HR
If you're an HR pro, especially on the recruiting side, the opportunity to set up Circles is a means to connect up with the individuals with whom you'd like to develop a closer relationship is a great opportunity. If you have a number of open positions, you could even set up a Circle for each one, and, as you identify potential candidates for each position, include those individuals in the appropriate Circles as a means by which to start to get to know them better.

Design and Innovation
This is a place where I think Sparks may come in to play, as well as Circles. If there are topics of interest that may spark (see what I did there?) expanded thinking in an area, setting up a Spark for that topic to get an evergreen feed of ideas and inspiration. More tactically, you can set up as wide or as targeted a group of counselors/advisors/folks-to-bounce-ideas-off-of as needed that contains folks from both within and outside the organization. Then, when you have a few candidate ideas to solve a design problem, share the options with that Circle to get feedback.

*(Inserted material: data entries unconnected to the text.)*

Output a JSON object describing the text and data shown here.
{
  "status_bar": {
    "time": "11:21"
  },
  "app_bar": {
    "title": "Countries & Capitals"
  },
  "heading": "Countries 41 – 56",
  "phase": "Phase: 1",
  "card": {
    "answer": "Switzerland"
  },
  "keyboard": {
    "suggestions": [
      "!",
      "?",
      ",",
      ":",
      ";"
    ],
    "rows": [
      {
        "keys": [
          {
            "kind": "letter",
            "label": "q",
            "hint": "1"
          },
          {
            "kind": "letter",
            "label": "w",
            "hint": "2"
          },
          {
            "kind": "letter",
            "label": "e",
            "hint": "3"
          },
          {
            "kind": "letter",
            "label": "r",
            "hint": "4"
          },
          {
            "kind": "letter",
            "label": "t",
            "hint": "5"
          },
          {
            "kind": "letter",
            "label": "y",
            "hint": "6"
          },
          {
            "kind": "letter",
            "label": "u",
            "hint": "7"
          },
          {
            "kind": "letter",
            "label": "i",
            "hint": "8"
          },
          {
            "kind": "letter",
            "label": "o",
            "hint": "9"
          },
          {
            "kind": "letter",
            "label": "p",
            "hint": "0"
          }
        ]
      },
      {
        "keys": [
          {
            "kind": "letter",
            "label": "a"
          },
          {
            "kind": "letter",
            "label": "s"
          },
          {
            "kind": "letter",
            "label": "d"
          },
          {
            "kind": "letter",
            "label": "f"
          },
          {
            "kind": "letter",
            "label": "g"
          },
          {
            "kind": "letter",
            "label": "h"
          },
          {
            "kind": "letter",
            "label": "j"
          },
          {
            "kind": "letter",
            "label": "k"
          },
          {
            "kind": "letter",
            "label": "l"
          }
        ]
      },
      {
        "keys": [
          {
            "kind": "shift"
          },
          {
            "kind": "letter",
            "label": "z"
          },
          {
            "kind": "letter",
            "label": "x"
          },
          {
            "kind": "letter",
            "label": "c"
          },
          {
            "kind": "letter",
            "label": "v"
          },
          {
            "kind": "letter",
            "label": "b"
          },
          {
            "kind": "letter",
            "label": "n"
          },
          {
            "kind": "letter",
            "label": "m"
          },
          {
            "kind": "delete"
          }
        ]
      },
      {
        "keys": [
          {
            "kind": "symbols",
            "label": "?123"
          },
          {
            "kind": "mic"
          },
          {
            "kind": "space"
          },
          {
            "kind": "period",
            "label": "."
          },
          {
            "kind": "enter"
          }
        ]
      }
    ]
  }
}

Sales
This one is a no-brainer. Set up a Circle with your customers and prospective customers and partners in it. Call it "Customers." Check it at least once a day to keep a true pulse of when the individuals who are most important to you are saying. Engage in conversations.

General internal collaboration
I think this is going to be a killer app for the organizations that have the foresight to use G+ in this way. Set up a Circle that just contains the members of your team, or (depending on organization size) perhaps your entire organization. Keep a Hangout open for that Circle for serendipity. Share items and links of _internal_ value that you've found externally with that Circle. 

Additionally, you can always choose to _only_ share a post with a single individual, as well as easily fire up a chat session. In this mode, G+ becomes a very viable means of setting up an IM session between members of the organization.

Bottom line
I think there's a lot here for the enterprise beyond social media marketing. So what did I miss? How else might enterprises use the G+ capabilities as they progress further along the social engagement journey?

UPDATE (7/5/11):

Two related posts:

GigaOm: Why Google+ Could Find A Home in the Workplace

Forbes: GooglePlus, Consumerization of IT, and Crossing The Chasm For Enterprise Social Business